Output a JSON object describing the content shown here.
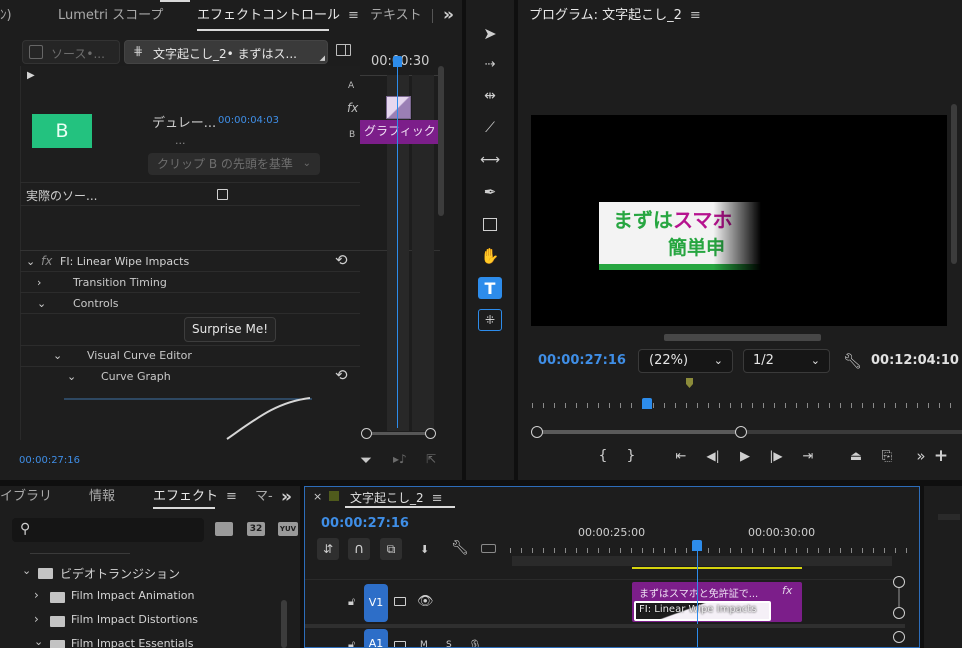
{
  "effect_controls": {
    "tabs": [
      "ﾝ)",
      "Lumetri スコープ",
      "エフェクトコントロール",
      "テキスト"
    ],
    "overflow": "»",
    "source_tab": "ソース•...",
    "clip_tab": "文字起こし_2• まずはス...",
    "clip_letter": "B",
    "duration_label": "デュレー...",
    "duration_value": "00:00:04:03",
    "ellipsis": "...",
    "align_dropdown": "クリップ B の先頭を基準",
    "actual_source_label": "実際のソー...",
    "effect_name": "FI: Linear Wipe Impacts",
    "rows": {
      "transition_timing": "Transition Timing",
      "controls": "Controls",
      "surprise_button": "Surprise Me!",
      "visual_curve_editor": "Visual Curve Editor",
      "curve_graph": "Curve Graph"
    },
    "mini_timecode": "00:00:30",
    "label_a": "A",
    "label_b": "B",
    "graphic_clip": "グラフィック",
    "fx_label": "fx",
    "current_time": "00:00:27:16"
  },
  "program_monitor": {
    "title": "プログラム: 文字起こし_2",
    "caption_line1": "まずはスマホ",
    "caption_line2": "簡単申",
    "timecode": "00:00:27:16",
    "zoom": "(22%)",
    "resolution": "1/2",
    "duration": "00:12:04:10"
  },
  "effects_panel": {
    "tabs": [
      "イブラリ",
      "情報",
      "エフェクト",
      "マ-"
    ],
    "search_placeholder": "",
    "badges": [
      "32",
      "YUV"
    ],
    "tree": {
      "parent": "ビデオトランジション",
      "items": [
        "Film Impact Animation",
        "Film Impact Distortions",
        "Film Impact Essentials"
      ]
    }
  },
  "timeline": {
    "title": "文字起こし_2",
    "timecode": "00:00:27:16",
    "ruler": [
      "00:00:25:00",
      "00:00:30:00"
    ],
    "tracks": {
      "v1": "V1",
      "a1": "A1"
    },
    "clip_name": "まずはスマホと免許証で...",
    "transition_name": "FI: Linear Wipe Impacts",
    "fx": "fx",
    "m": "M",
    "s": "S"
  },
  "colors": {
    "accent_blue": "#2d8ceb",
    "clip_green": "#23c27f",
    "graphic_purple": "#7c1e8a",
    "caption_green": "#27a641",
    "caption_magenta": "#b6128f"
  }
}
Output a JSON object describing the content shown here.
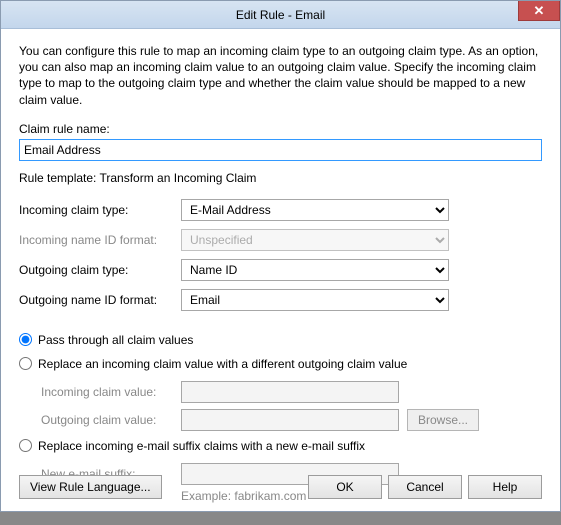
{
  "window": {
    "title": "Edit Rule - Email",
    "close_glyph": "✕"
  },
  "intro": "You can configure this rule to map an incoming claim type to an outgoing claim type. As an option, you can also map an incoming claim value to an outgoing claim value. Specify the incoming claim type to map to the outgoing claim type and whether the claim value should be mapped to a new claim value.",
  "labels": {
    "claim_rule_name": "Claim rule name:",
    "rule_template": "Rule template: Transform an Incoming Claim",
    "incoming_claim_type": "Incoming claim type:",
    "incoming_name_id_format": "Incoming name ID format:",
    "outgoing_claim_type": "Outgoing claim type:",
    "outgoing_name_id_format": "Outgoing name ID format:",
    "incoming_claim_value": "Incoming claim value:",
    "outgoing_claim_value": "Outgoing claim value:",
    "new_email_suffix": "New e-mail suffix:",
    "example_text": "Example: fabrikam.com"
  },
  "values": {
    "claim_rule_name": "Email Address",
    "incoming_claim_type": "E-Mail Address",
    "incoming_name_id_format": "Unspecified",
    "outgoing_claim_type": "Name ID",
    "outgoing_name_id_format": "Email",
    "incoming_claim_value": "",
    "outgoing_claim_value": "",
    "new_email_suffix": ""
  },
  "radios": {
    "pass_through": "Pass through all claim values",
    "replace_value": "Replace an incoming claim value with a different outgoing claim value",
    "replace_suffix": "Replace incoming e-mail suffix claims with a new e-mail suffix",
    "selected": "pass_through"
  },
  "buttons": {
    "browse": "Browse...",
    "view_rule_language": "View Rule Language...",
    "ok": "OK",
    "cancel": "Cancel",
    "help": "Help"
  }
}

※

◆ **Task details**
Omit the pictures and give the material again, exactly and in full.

◆ **Solution to the exercise**
Output a JSON object describing the content shown here.
{
  "effect_controls": {
    "tabs": [
      "ﾝ)",
      "Lumetri スコープ",
      "エフェクトコントロール",
      "テキスト"
    ],
    "overflow": "»",
    "source_tab": "ソース•...",
    "clip_tab": "文字起こし_2• まずはス...",
    "clip_letter": "B",
    "duration_label": "デュレー...",
    "duration_value": "00:00:04:03",
    "ellipsis": "...",
    "align_dropdown": "クリップ B の先頭を基準",
    "actual_source_label": "実際のソー...",
    "effect_name": "FI: Linear Wipe Impacts",
    "rows": {
      "transition_timing": "Transition Timing",
      "controls": "Controls",
      "surprise_button": "Surprise Me!",
      "visual_curve_editor": "Visual Curve Editor",
      "curve_graph": "Curve Graph"
    },
    "mini_timecode": "00:00:30",
    "label_a": "A",
    "label_b": "B",
    "graphic_clip": "グラフィック",
    "fx_label": "fx",
    "current_time": "00:00:27:16"
  },
  "program_monitor": {
    "title": "プログラム: 文字起こし_2",
    "caption_line1": "まずはスマホ",
    "caption_line2": "簡単申",
    "timecode": "00:00:27:16",
    "zoom": "(22%)",
    "resolution": "1/2",
    "duration": "00:12:04:10"
  },
  "effects_panel": {
    "tabs": [
      "イブラリ",
      "情報",
      "エフェクト",
      "マ-"
    ],
    "search_placeholder": "",
    "badges": [
      "32",
      "YUV"
    ],
    "tree": {
      "parent": "ビデオトランジション",
      "items": [
        "Film Impact Animation",
        "Film Impact Distortions",
        "Film Impact Essentials"
      ]
    }
  },
  "timeline": {
    "title": "文字起こし_2",
    "timecode": "00:00:27:16",
    "ruler": [
      "00:00:25:00",
      "00:00:30:00"
    ],
    "tracks": {
      "v1": "V1",
      "a1": "A1"
    },
    "clip_name": "まずはスマホと免許証で...",
    "transition_name": "FI: Linear Wipe Impacts",
    "fx": "fx",
    "m": "M",
    "s": "S"
  },
  "colors": {
    "accent_blue": "#2d8ceb",
    "clip_green": "#23c27f",
    "graphic_purple": "#7c1e8a",
    "caption_green": "#27a641",
    "caption_magenta": "#b6128f"
  }
}
Output a JSON object describing the content shown here.
{
  "window": {
    "title": "Edit Rule - Email",
    "close_glyph": "✕"
  },
  "intro": "You can configure this rule to map an incoming claim type to an outgoing claim type. As an option, you can also map an incoming claim value to an outgoing claim value. Specify the incoming claim type to map to the outgoing claim type and whether the claim value should be mapped to a new claim value.",
  "labels": {
    "claim_rule_name": "Claim rule name:",
    "rule_template": "Rule template: Transform an Incoming Claim",
    "incoming_claim_type": "Incoming claim type:",
    "incoming_name_id_format": "Incoming name ID format:",
    "outgoing_claim_type": "Outgoing claim type:",
    "outgoing_name_id_format": "Outgoing name ID format:",
    "incoming_claim_value": "Incoming claim value:",
    "outgoing_claim_value": "Outgoing claim value:",
    "new_email_suffix": "New e-mail suffix:",
    "example_text": "Example: fabrikam.com"
  },
  "values": {
    "claim_rule_name": "Email Address",
    "incoming_claim_type": "E-Mail Address",
    "incoming_name_id_format": "Unspecified",
    "outgoing_claim_type": "Name ID",
    "outgoing_name_id_format": "Email",
    "incoming_claim_value": "",
    "outgoing_claim_value": "",
    "new_email_suffix": ""
  },
  "radios": {
    "pass_through": "Pass through all claim values",
    "replace_value": "Replace an incoming claim value with a different outgoing claim value",
    "replace_suffix": "Replace incoming e-mail suffix claims with a new e-mail suffix",
    "selected": "pass_through"
  },
  "buttons": {
    "browse": "Browse...",
    "view_rule_language": "View Rule Language...",
    "ok": "OK",
    "cancel": "Cancel",
    "help": "Help"
  }
}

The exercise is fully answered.